Task details: What follows is a set of records. Copy them exactly and leave out the images.

Page and application data records:
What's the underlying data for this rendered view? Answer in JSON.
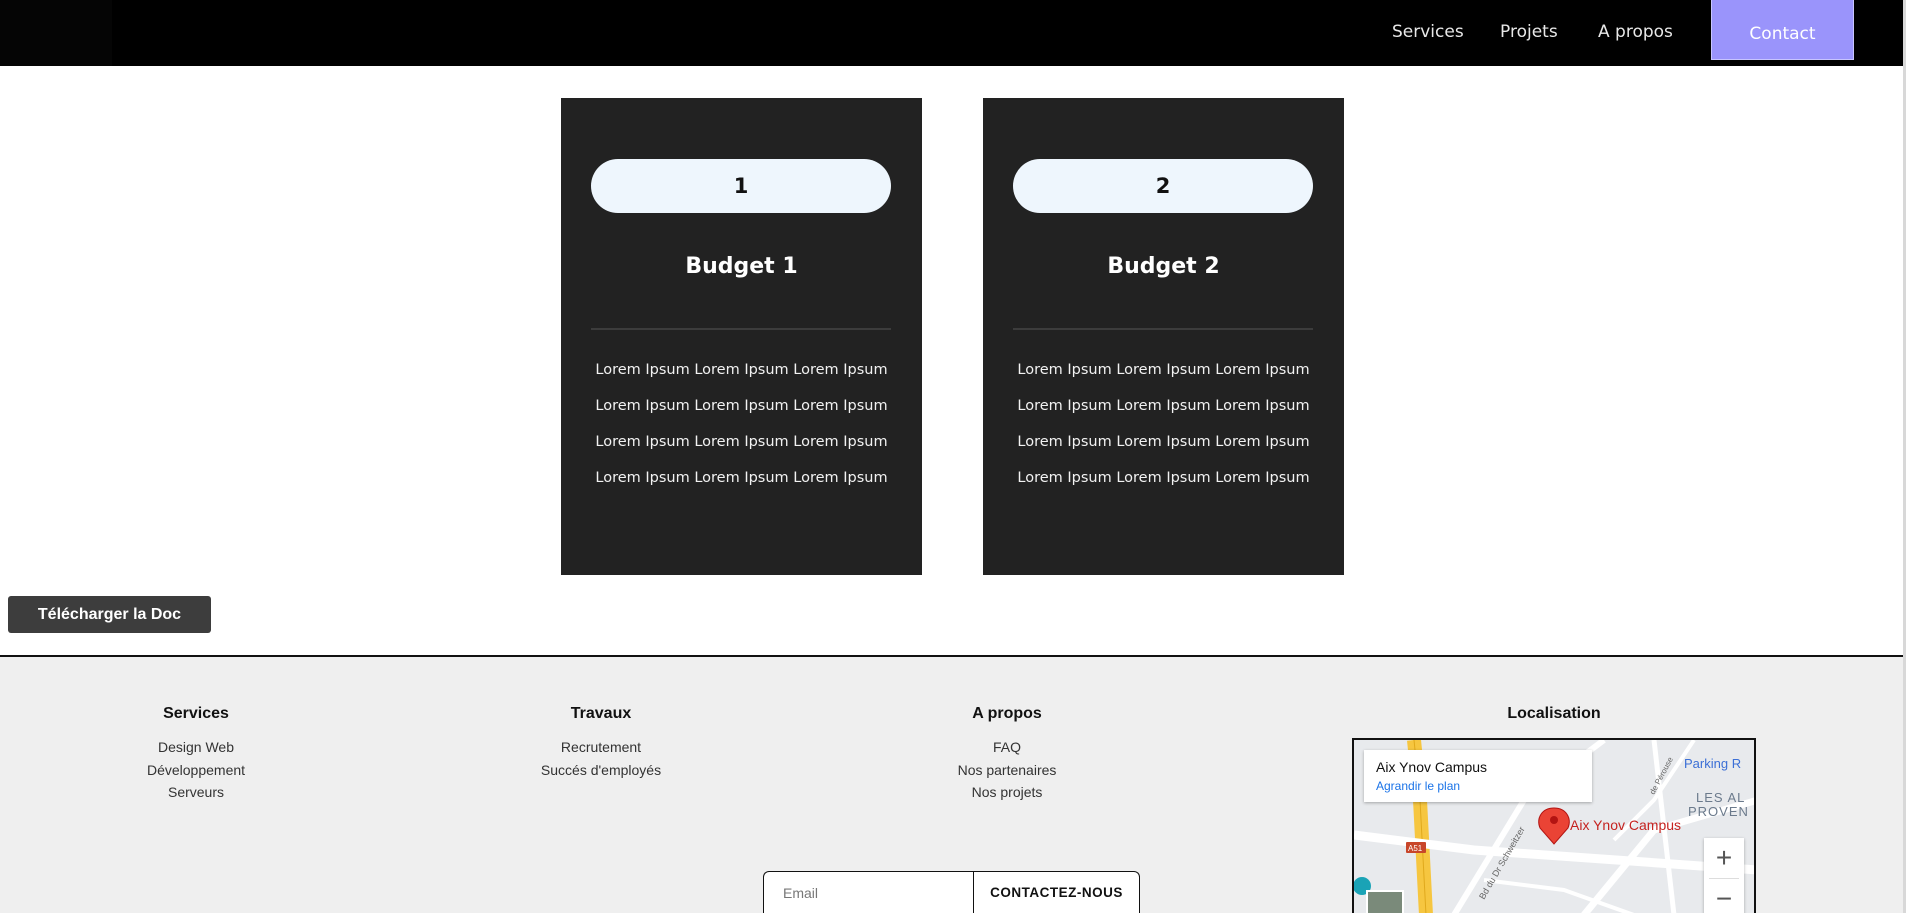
{
  "header": {
    "nav": [
      "Services",
      "Projets",
      "A propos"
    ],
    "contact_label": "Contact"
  },
  "cards": [
    {
      "number": "1",
      "title": "Budget 1",
      "lines": [
        "Lorem Ipsum Lorem Ipsum Lorem Ipsum",
        "Lorem Ipsum Lorem Ipsum Lorem Ipsum",
        "Lorem Ipsum Lorem Ipsum Lorem Ipsum",
        "Lorem Ipsum Lorem Ipsum Lorem Ipsum"
      ]
    },
    {
      "number": "2",
      "title": "Budget 2",
      "lines": [
        "Lorem Ipsum Lorem Ipsum Lorem Ipsum",
        "Lorem Ipsum Lorem Ipsum Lorem Ipsum",
        "Lorem Ipsum Lorem Ipsum Lorem Ipsum",
        "Lorem Ipsum Lorem Ipsum Lorem Ipsum"
      ]
    }
  ],
  "download_label": "Télécharger la Doc",
  "footer": {
    "columns": [
      {
        "heading": "Services",
        "links": [
          "Design Web",
          "Développement",
          "Serveurs"
        ]
      },
      {
        "heading": "Travaux",
        "links": [
          "Recrutement",
          "Succés d'employés"
        ]
      },
      {
        "heading": "A propos",
        "links": [
          "FAQ",
          "Nos partenaires",
          "Nos projets"
        ]
      }
    ],
    "location_heading": "Localisation",
    "map": {
      "place_name": "Aix Ynov Campus",
      "enlarge_label": "Agrandir le plan",
      "pin_label": "Aix Ynov Campus",
      "labels": [
        "Parking R",
        "LES AL",
        "PROVEN",
        "A51",
        "Bd du Dr Schweitzer",
        "de Pérouse"
      ]
    },
    "email_placeholder": "Email",
    "submit_label": "CONTACTEZ-NOUS"
  },
  "colors": {
    "header_bg": "#000000",
    "contact_accent": "#9a94fb",
    "card_bg": "#222222",
    "badge_bg": "#eef6fd",
    "footer_bg": "#efefef"
  }
}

Answer to this exercise:
What's the underlying data for this rendered view? Answer in JSON.
{
  "header": {
    "nav": [
      "Services",
      "Projets",
      "A propos"
    ],
    "contact_label": "Contact"
  },
  "cards": [
    {
      "number": "1",
      "title": "Budget 1",
      "lines": [
        "Lorem Ipsum Lorem Ipsum Lorem Ipsum",
        "Lorem Ipsum Lorem Ipsum Lorem Ipsum",
        "Lorem Ipsum Lorem Ipsum Lorem Ipsum",
        "Lorem Ipsum Lorem Ipsum Lorem Ipsum"
      ]
    },
    {
      "number": "2",
      "title": "Budget 2",
      "lines": [
        "Lorem Ipsum Lorem Ipsum Lorem Ipsum",
        "Lorem Ipsum Lorem Ipsum Lorem Ipsum",
        "Lorem Ipsum Lorem Ipsum Lorem Ipsum",
        "Lorem Ipsum Lorem Ipsum Lorem Ipsum"
      ]
    }
  ],
  "download_label": "Télécharger la Doc",
  "footer": {
    "columns": [
      {
        "heading": "Services",
        "links": [
          "Design Web",
          "Développement",
          "Serveurs"
        ]
      },
      {
        "heading": "Travaux",
        "links": [
          "Recrutement",
          "Succés d'employés"
        ]
      },
      {
        "heading": "A propos",
        "links": [
          "FAQ",
          "Nos partenaires",
          "Nos projets"
        ]
      }
    ],
    "location_heading": "Localisation",
    "map": {
      "place_name": "Aix Ynov Campus",
      "enlarge_label": "Agrandir le plan",
      "pin_label": "Aix Ynov Campus",
      "labels": [
        "Parking R",
        "LES AL",
        "PROVEN",
        "A51",
        "Bd du Dr Schweitzer",
        "de Pérouse"
      ]
    },
    "email_placeholder": "Email",
    "submit_label": "CONTACTEZ-NOUS"
  },
  "colors": {
    "header_bg": "#000000",
    "contact_accent": "#9a94fb",
    "card_bg": "#222222",
    "badge_bg": "#eef6fd",
    "footer_bg": "#efefef"
  }
}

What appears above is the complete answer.